*Source data*.
■ ■ ■ ■ ■
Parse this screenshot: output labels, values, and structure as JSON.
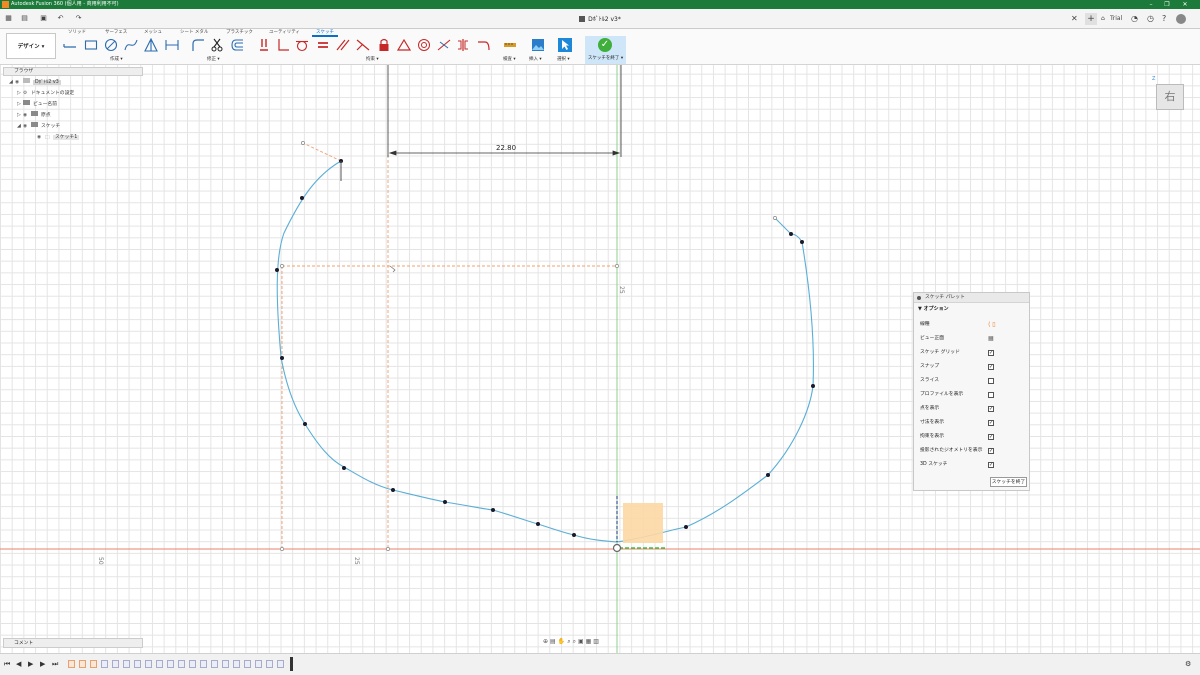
{
  "window": {
    "title": "Autodesk Fusion 360 (個人用 - 商用利用不可)"
  },
  "document": {
    "tab_title": "Dﾎﾞﾄﾙ2 v3*"
  },
  "tabbar": {
    "trial": "Trial"
  },
  "ribbon": {
    "workspace": "デザイン ▾",
    "tabs": [
      "ソリッド",
      "サーフェス",
      "メッシュ",
      "シート メタル",
      "プラスチック",
      "ユーティリティ",
      "スケッチ"
    ],
    "active_tab": "スケッチ",
    "groups": {
      "create": "作成 ▾",
      "modify": "修正 ▾",
      "constraints": "拘束 ▾",
      "inspect": "検査 ▾",
      "insert": "挿入 ▾",
      "select": "選択 ▾"
    },
    "finish_sketch": "スケッチを終了 ▾"
  },
  "browser": {
    "title": "ブラウザ",
    "items": [
      {
        "label": "Dﾎﾞﾄﾙ2 v3"
      },
      {
        "label": "ドキュメントの設定"
      },
      {
        "label": "ビュー名前"
      },
      {
        "label": "原点"
      },
      {
        "label": "スケッチ"
      },
      {
        "label": "スケッチ1"
      }
    ]
  },
  "comments": {
    "title": "コメント"
  },
  "viewcube": {
    "face": "右",
    "axis": "Z"
  },
  "canvas": {
    "dimension": "22.80",
    "axis_labels": [
      "50",
      "25",
      "25"
    ]
  },
  "palette": {
    "title": "スケッチ パレット",
    "section": "▼ オプション",
    "rows": [
      {
        "label": "線種",
        "type": "icon"
      },
      {
        "label": "ビュー正面",
        "type": "icon"
      },
      {
        "label": "スケッチ グリッド",
        "checked": true
      },
      {
        "label": "スナップ",
        "checked": true
      },
      {
        "label": "スライス",
        "checked": false
      },
      {
        "label": "プロファイルを表示",
        "checked": false
      },
      {
        "label": "点を表示",
        "checked": true
      },
      {
        "label": "寸法を表示",
        "checked": true
      },
      {
        "label": "拘束を表示",
        "checked": true
      },
      {
        "label": "投影されたジオメトリを表示",
        "checked": true
      },
      {
        "label": "3D スケッチ",
        "checked": true
      }
    ],
    "finish_button": "スケッチを終了"
  },
  "colors": {
    "title_green": "#1c7a3a",
    "accent_blue": "#0b6fc4",
    "curve_blue": "#5aaed6",
    "construction_orange": "#f0a070",
    "axis_red": "#e8826a",
    "axis_green": "#8fd08f"
  }
}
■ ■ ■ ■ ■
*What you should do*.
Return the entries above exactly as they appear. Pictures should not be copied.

*Reply to the exercise*.
Parse this screenshot: output labels, values, and structure as JSON.
{
  "window": {
    "title": "Autodesk Fusion 360 (個人用 - 商用利用不可)"
  },
  "document": {
    "tab_title": "Dﾎﾞﾄﾙ2 v3*"
  },
  "tabbar": {
    "trial": "Trial"
  },
  "ribbon": {
    "workspace": "デザイン ▾",
    "tabs": [
      "ソリッド",
      "サーフェス",
      "メッシュ",
      "シート メタル",
      "プラスチック",
      "ユーティリティ",
      "スケッチ"
    ],
    "active_tab": "スケッチ",
    "groups": {
      "create": "作成 ▾",
      "modify": "修正 ▾",
      "constraints": "拘束 ▾",
      "inspect": "検査 ▾",
      "insert": "挿入 ▾",
      "select": "選択 ▾"
    },
    "finish_sketch": "スケッチを終了 ▾"
  },
  "browser": {
    "title": "ブラウザ",
    "items": [
      {
        "label": "Dﾎﾞﾄﾙ2 v3"
      },
      {
        "label": "ドキュメントの設定"
      },
      {
        "label": "ビュー名前"
      },
      {
        "label": "原点"
      },
      {
        "label": "スケッチ"
      },
      {
        "label": "スケッチ1"
      }
    ]
  },
  "comments": {
    "title": "コメント"
  },
  "viewcube": {
    "face": "右",
    "axis": "Z"
  },
  "canvas": {
    "dimension": "22.80",
    "axis_labels": [
      "50",
      "25",
      "25"
    ]
  },
  "palette": {
    "title": "スケッチ パレット",
    "section": "▼ オプション",
    "rows": [
      {
        "label": "線種",
        "type": "icon"
      },
      {
        "label": "ビュー正面",
        "type": "icon"
      },
      {
        "label": "スケッチ グリッド",
        "checked": true
      },
      {
        "label": "スナップ",
        "checked": true
      },
      {
        "label": "スライス",
        "checked": false
      },
      {
        "label": "プロファイルを表示",
        "checked": false
      },
      {
        "label": "点を表示",
        "checked": true
      },
      {
        "label": "寸法を表示",
        "checked": true
      },
      {
        "label": "拘束を表示",
        "checked": true
      },
      {
        "label": "投影されたジオメトリを表示",
        "checked": true
      },
      {
        "label": "3D スケッチ",
        "checked": true
      }
    ],
    "finish_button": "スケッチを終了"
  },
  "colors": {
    "title_green": "#1c7a3a",
    "accent_blue": "#0b6fc4",
    "curve_blue": "#5aaed6",
    "construction_orange": "#f0a070",
    "axis_red": "#e8826a",
    "axis_green": "#8fd08f"
  }
}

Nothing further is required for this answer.